"In light of the details that have recently surfaced, the City Manager made the right decision to temporarily step aside. The City’s 3,000 employees and our residents need confidence in the City’s operations, and I hope the State Ethics Committee acts judiciously with their work. The City Commission will take any further appropriate action once their investigation is complete.”

"It was clear blatant, violation of any common sense ethical standards," said Peter Butzin, with Common Cause Florida, a group dedicated to promoting ethics in government.

Butzin said this is just one example of the bigger picture.

"Look, there is a crisis of confidence not just in Tallahassee, but in government of every level.... this isn't about Rick Fernandez. This is about having an enforceable ethics code. And I don't see us any closer to that," he said.

Butzin called the city's ethics code "unenforceable" noting that language added during an ethics workshop last week make the code more difficult to enforce. This, after the commission voted four to one in favor of making the code require that an illegal gift be obtained "corruptly" as opposed to "intentionally."

Fernandez has served as Tallahassee City Manager since November 2015. Since that time, he has managed the day-to-day operations of the City, overseeing nearly 3,000 staff and an annual budget of approximately $906 million, including operating and capital budgets.

City officials say Fernandez has dedicated 30 years of his career to serving the citizens of Tallahassee. Prior to becoming the Tallahassee City Manager, he served as the Assistant City Manager of Utility Services, which included Electric and Underground Utilities, Solid Waste, Business Services, StarMetro, Golf Courses and Fleet Management.

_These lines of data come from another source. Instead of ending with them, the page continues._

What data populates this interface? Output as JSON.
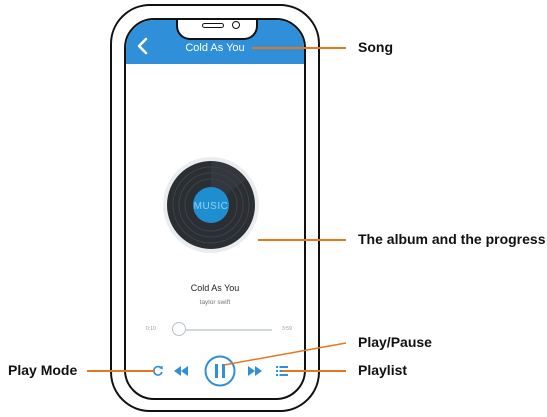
{
  "header": {
    "title": "Cold As You",
    "back_icon": "chevron-left-icon"
  },
  "now_playing": {
    "song_title": "Cold As You",
    "artist": "taylor swift",
    "album_art_text": "MUSIC"
  },
  "progress": {
    "elapsed": "0:10",
    "duration": "3:59",
    "fraction": 0.07
  },
  "controls": {
    "play_mode_icon": "repeat-icon",
    "previous_icon": "rewind-icon",
    "play_pause_icon": "pause-icon",
    "next_icon": "fast-forward-icon",
    "playlist_icon": "list-icon"
  },
  "callouts": {
    "song": "Song",
    "album": "The album and the progress",
    "play_pause": "Play/Pause",
    "playlist": "Playlist",
    "play_mode": "Play Mode"
  },
  "colors": {
    "accent": "#2f8fd8",
    "callout_line": "#e8761f",
    "record": "#2b2f33",
    "record_center": "#1f8ed1"
  }
}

Fernandez first joined the City of Tallahassee in 1988 when the City Commission appointed him as City Auditor.



 
Comments are posted from viewers like you and do not always reflect the views of this station. powered by Disqus